Why I Marched At A Women’s March On Washington ‘Sister Rally’

On Saturday, January 21, 2017, I joined thousands of others at a Women’s March on Washington “Sister Rally” in St. Louis, Missouri. I left the rally sore and exhausted (at my age and physical condition, miles-long walks and long periods of standing will to that to you). But moreso, I left the rally encouraged, validated, and energized.

It was heartening to see the wide tapestry of people who participated in the march. Men, women, boys, girls, even a few pets. Black, white, Asian, gay, straight, Muslim, Christian — they were all there. Women held signs with sayings such as “Keep your laws off my uterus!” and “Pussy bites back!” One man held a sign that said “I’m a Bad Hombre married to a Nasty Woman.” One young boy held a sign that said “I’m being raised to treat women with respect.” Little girls held signs saying “I can’t believe we still have to march for our rights.”

I attended the women's march in st. louis.

So why did I march? I’m an English-speaking, American-by-birth, culturally Christian white man; in a practical sense, I have the least to lose from the Trump regime. Shouldn’t I have just stayed at home and let the march play on without me?

I marched for my wife, who, as a woman, deserves to be treated with the utmost respect. Treating women with respect means you don’t grab them “by the p***y” and brag about it. And it means you don’t tolerate someone who does brag about it holding the highest office in the land.

I marched for my nieces, who range in age from pre-adolescents to adult women. They deserve to live in, and grow up in, a world where men and boys don’t feel empowered to commit sexual assault against them just because the President of the United States thinks sexual assault is a joke. I marched because my nieces may someday want or need to take birth control, and they should have that right. I marched because my nieces may someday be put into a position where, regretfully, they have an unwanted pregnancy and believe that abortion is their only option, and I believe they should have that right (and not be jailed for it, as Trump once suggested).

I marched for my nephews, the youngest of whom are in their early teens and, a few years from now, will be registering for the draft. I fear that Trump will, by then, have tweeted us into another war, and they’ll be conscripted into fighting for a cause they neither understand nor believe in, thanks to a President who can’t keep his mouth shut.

I marched for my gay friends, who stand a very real chance of being denied their right to marry whom they love.

I marched for my black friends, who have been told, through the rhetoric of this campaign (and concerted efforts in some states to keep them from voting), that they are second-class citizens, whose lives and votes don’t matter.

I marched for my Muslim friends, who have been labeled by the Trump regime as terrorists, and who face the very real possibility of increased surveillance, or even registries and internment camps and deportation simply because of their religion.

I went to the Women's March on St. Louis.

But mostly, I marched for myself.

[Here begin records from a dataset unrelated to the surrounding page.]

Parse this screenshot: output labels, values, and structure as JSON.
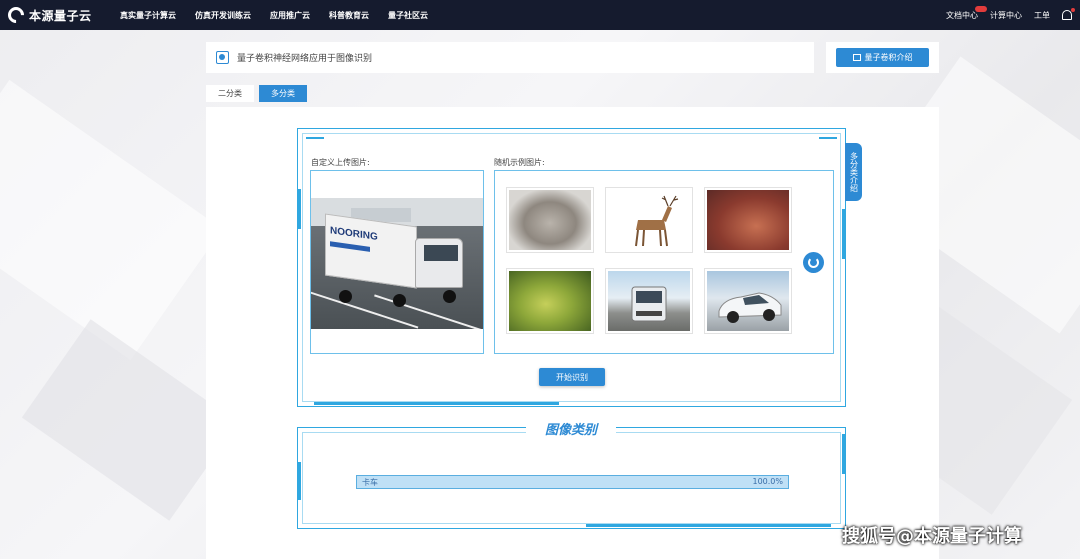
{
  "brand": {
    "name": "本源量子云"
  },
  "nav": {
    "items": [
      "真实量子计算云",
      "仿真开发训练云",
      "应用推广云",
      "科普教育云",
      "量子社区云"
    ],
    "right": {
      "docs": "文档中心",
      "compute": "计算中心",
      "ticket": "工单"
    }
  },
  "header": {
    "title": "量子卷积神经网络应用于图像识别",
    "intro_button": "量子卷积介绍"
  },
  "tabs": [
    {
      "label": "二分类",
      "active": false
    },
    {
      "label": "多分类",
      "active": true
    }
  ],
  "panel": {
    "side_tab": "多分类介绍",
    "upload_label": "自定义上传图片:",
    "random_label": "随机示例图片:",
    "uploaded_image": {
      "logo_text": "NOORING"
    },
    "thumbnails": [
      "cat",
      "deer",
      "deer",
      "frog",
      "truck",
      "car"
    ],
    "start_button": "开始识别"
  },
  "result": {
    "title": "图像类别",
    "rows": [
      {
        "label": "卡车",
        "value": "100.0%",
        "fraction": 1.0
      }
    ]
  },
  "watermark": "搜狐号@本源量子计算",
  "colors": {
    "accent": "#2d8ad4",
    "frame": "#2fa7e0",
    "topbar": "#151b2e"
  }
}
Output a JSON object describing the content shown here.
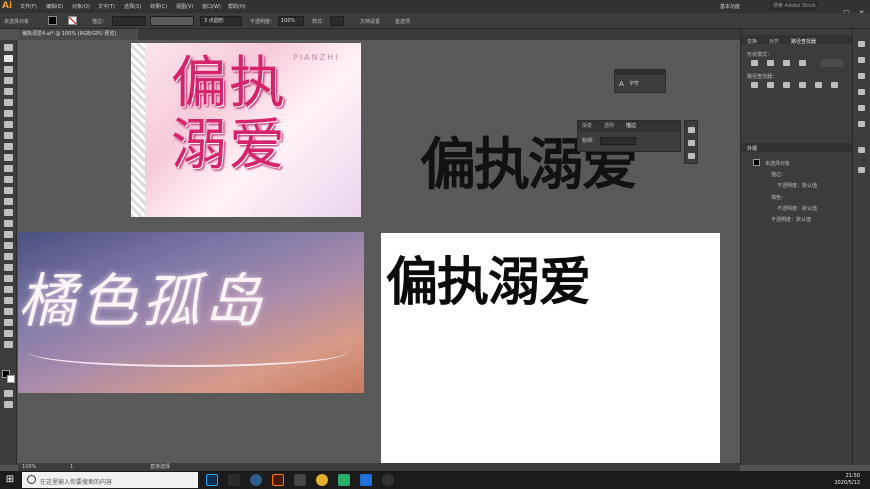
{
  "app": {
    "logo": "Ai",
    "menus": [
      "文件(F)",
      "编辑(E)",
      "对象(O)",
      "文字(T)",
      "选择(S)",
      "效果(C)",
      "视图(V)",
      "窗口(W)",
      "帮助(H)"
    ],
    "workspace": "基本功能",
    "search_placeholder": "搜索 Adobe Stock"
  },
  "controlbar": {
    "selection_label": "未选择对象",
    "stroke_label": "描边：",
    "stroke_value": "",
    "brush": "3 点圆形",
    "opacity_label": "不透明度：",
    "opacity_value": "100%",
    "style_label": "样式：",
    "doc_setup": "文档设置",
    "prefs": "首选项"
  },
  "document": {
    "tab": "偏执溺爱4.ai* @ 100% (RGB/GPU 预览)",
    "zoom": "100%",
    "page": "1",
    "status": "直接选择"
  },
  "artwork": {
    "art1_title": "偏执溺爱",
    "art1_sub": "PIANZHI",
    "art2_title": "橘色孤岛",
    "plain_text": "偏执溺爱",
    "board_text": "偏执溺爱"
  },
  "floating": {
    "char_label": "字符",
    "stroke_tabs": [
      "渐变",
      "透明",
      "描边"
    ],
    "weight_label": "粗细："
  },
  "rightpanel": {
    "tabs": [
      "变换",
      "对齐",
      "路径查找器"
    ],
    "shape_modes": "形状模式：",
    "pathfinder_label": "路径查找器：",
    "appearance_title": "外观",
    "appearance_rows": [
      "未选择对象",
      "描边：",
      "不透明度：默认值",
      "填色：",
      "不透明度：默认值",
      "不透明度：默认值"
    ]
  },
  "taskbar": {
    "search": "在这里输入你要搜索的内容",
    "time": "21:50",
    "date": "2020/5/12"
  }
}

Not because I have any iron in this fire, so to speak. But since Election Day, I’ve been depressed and fearful about the future of my country. Being surrounded by tens of thousands of like-minded people helped me feel better, at least for those few hours. I left St. Louis yesterday knowing that not just in St. Louis, but all across the country, millions of women, men, boys, and girls are not going to let the Trump administration march all over their rights.

It was worth it.

[Featured Image by Jeff Roberson/AP Photo]